Hastings District Council says a sprinkler ban enforced for Hastings, Havelock North and Flaxmere yesterday was an infrastructure issue - not a water shortage.

The sprinkler ban came into effect because record high water use was putting a strain on the pumping system for the Hastings, Havelock North and Flaxmere network.

The situation was critical, with some homes facing the prospect of no water within days without water-saving measures.

The announcement yesterday sparked a barrage of comments and complaints on social media with people upset they were having to conserve water while bottling plants in the region were able to take large amounts for free.

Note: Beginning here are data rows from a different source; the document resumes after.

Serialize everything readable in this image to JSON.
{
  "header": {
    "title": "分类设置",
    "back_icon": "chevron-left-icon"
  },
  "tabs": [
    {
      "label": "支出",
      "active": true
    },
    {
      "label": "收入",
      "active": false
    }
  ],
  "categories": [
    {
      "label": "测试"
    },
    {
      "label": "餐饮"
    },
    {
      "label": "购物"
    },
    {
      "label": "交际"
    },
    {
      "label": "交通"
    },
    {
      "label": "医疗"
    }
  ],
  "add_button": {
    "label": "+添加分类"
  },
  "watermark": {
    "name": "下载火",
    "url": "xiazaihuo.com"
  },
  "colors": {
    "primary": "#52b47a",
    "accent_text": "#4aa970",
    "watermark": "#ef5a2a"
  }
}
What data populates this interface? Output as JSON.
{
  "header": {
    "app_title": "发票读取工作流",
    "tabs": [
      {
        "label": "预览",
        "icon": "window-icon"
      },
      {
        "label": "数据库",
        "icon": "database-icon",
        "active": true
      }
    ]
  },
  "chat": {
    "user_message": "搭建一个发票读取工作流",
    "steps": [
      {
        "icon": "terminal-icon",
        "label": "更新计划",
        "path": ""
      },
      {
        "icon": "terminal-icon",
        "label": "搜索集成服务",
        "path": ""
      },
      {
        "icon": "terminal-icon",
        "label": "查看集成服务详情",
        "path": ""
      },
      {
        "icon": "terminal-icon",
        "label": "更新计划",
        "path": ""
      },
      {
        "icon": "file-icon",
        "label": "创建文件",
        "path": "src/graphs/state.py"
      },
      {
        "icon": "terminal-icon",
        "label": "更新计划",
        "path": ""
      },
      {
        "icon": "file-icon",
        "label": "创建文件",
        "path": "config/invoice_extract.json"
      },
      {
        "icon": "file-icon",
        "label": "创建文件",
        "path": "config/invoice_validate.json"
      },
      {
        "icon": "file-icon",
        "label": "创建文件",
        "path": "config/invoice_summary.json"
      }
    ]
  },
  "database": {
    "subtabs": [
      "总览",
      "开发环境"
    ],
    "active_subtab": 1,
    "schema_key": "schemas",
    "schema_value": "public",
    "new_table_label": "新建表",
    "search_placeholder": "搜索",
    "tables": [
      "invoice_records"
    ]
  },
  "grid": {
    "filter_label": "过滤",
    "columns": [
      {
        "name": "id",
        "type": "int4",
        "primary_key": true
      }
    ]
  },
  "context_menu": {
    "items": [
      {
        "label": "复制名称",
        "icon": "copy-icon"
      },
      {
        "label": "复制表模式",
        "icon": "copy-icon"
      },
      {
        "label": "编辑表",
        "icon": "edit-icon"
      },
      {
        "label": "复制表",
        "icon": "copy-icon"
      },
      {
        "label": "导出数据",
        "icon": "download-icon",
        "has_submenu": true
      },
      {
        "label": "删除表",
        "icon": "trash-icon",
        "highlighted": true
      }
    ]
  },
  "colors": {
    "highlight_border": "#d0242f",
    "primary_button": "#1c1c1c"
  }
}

"Why can't the council connect the town water supply to the same aquifer as the water bottling plants? Don't they send 400 million litres to China a year. That amount would go a long way to supplying Hastings and Havelock North with beautiful clean water. This is absolutely ridiculous," said one of many.

Tukituki Labour candidate Anna Lorck said she was not surprised there was a public backlash.

"I fully understand why these restrictions are coming, given the pressure Hastings' water infrastructure is under - but it hardly seems fair.

"We're being told to turn our taps off when at the same time water exporters can keep pumping out thousands of litres of free water day after day to sell offshore.

"No one can blame the people if there is a backlash over these water restrictions, but we must do it in the right way.

"While we need to heed to the regulator's call - there are ways we can force change because people have had enough."

Hastings Mayor Lawrence Yule said the situation was not a water shortage.

"There is plenty of water in the aquifer.

"The issue is that we have used an extremely large amount of water in the last week, and the pumps cannot go fast enough to keep up with demand. They are at capacity."

He said the closure of the Brookvale bores after the Havelock North gastro outbreak had contributed to the issue.

"We are working hard to get one more bore open by Christmas which will ease the situation, but in the meantime we need everyone to pull together on this. We really need to help each other."

He said usage usually peaked just before Christmas, but had come three weeks early this year, before the re-instated Brookvale 3 bore was up and running with treated water.

The prospect of reactivating this bore, however, is under investigation as part of the government inquiry into the water contamination event in August.

In a minute released yesterday, the inquiry panel said further investigation was needed around this bore to ensure water was safe to drink.

It will consider this at a public hearing at the Hastings District Court on December 12 and 13.

Meanwhile, Mr Yule said water demand was the highest it had been in five years.

"It will take about three weeks to get Brookvale 3 going, treated with UV. The only other option would be to build a new pipe from Hastings through Havelock North to the reservoir and that could take six months.

"We have had to act urgently for there to be drinking water, firefighting water and water for gardens and lawns available."

The 'stage 3' sprinkler ban status meant outdoor discretionary use was banned: No sprinklers, no car washing, no pool filling. Hand held hoses could be used on gardens between 6am and 8am, and 7pm and 9pm.

The council turned off the sprinklers for roundabouts and public gardens yesterday.

The only exceptions were the hanging baskets in the city centre, which would receive a small amount of water each night, and the batting blocks on cricket pitches which, for health and safety reasons, had to be watered.

The council was also increasing its focus on its contractors to rapidly fix leaks in the network and adding more resources to deal with them, said Mr Yule.

Facilities that had their own bores and therefore were able to continue water use included Splash Planet (for irrigation), some Hastings schools, the racecourse and the Hawke's Bay Regional Sports Park.

However, the council shut down the water supply to the splash pad play areas in Cornwall and Flaxmere parks.